*Extracted records:*

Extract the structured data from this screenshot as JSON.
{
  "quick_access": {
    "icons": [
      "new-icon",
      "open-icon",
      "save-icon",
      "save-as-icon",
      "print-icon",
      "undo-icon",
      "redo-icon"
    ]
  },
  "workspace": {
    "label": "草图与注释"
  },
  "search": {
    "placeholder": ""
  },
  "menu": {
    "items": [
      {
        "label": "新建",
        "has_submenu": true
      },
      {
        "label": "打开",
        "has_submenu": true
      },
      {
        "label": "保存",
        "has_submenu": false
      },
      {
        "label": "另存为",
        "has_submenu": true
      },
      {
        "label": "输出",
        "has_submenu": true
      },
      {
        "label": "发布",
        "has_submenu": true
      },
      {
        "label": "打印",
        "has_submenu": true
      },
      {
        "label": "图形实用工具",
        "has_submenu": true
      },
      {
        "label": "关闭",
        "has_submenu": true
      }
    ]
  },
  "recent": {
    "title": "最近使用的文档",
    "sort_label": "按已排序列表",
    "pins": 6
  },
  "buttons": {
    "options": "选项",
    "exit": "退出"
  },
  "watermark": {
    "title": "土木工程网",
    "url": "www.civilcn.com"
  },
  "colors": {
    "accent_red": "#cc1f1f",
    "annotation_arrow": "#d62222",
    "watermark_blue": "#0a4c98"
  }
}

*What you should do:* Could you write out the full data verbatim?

*Response to this task:*
Extract the structured data from this screenshot as JSON.
{
  "quick_access": {
    "icons": [
      "new-icon",
      "open-icon",
      "save-icon",
      "save-as-icon",
      "print-icon",
      "undo-icon",
      "redo-icon"
    ]
  },
  "workspace": {
    "label": "草图与注释"
  },
  "search": {
    "placeholder": ""
  },
  "menu": {
    "items": [
      {
        "label": "新建",
        "has_submenu": true
      },
      {
        "label": "打开",
        "has_submenu": true
      },
      {
        "label": "保存",
        "has_submenu": false
      },
      {
        "label": "另存为",
        "has_submenu": true
      },
      {
        "label": "输出",
        "has_submenu": true
      },
      {
        "label": "发布",
        "has_submenu": true
      },
      {
        "label": "打印",
        "has_submenu": true
      },
      {
        "label": "图形实用工具",
        "has_submenu": true
      },
      {
        "label": "关闭",
        "has_submenu": true
      }
    ]
  },
  "recent": {
    "title": "最近使用的文档",
    "sort_label": "按已排序列表",
    "pins": 6
  },
  "buttons": {
    "options": "选项",
    "exit": "退出"
  },
  "watermark": {
    "title": "土木工程网",
    "url": "www.civilcn.com"
  },
  "colors": {
    "accent_red": "#cc1f1f",
    "annotation_arrow": "#d62222",
    "watermark_blue": "#0a4c98"
  }
}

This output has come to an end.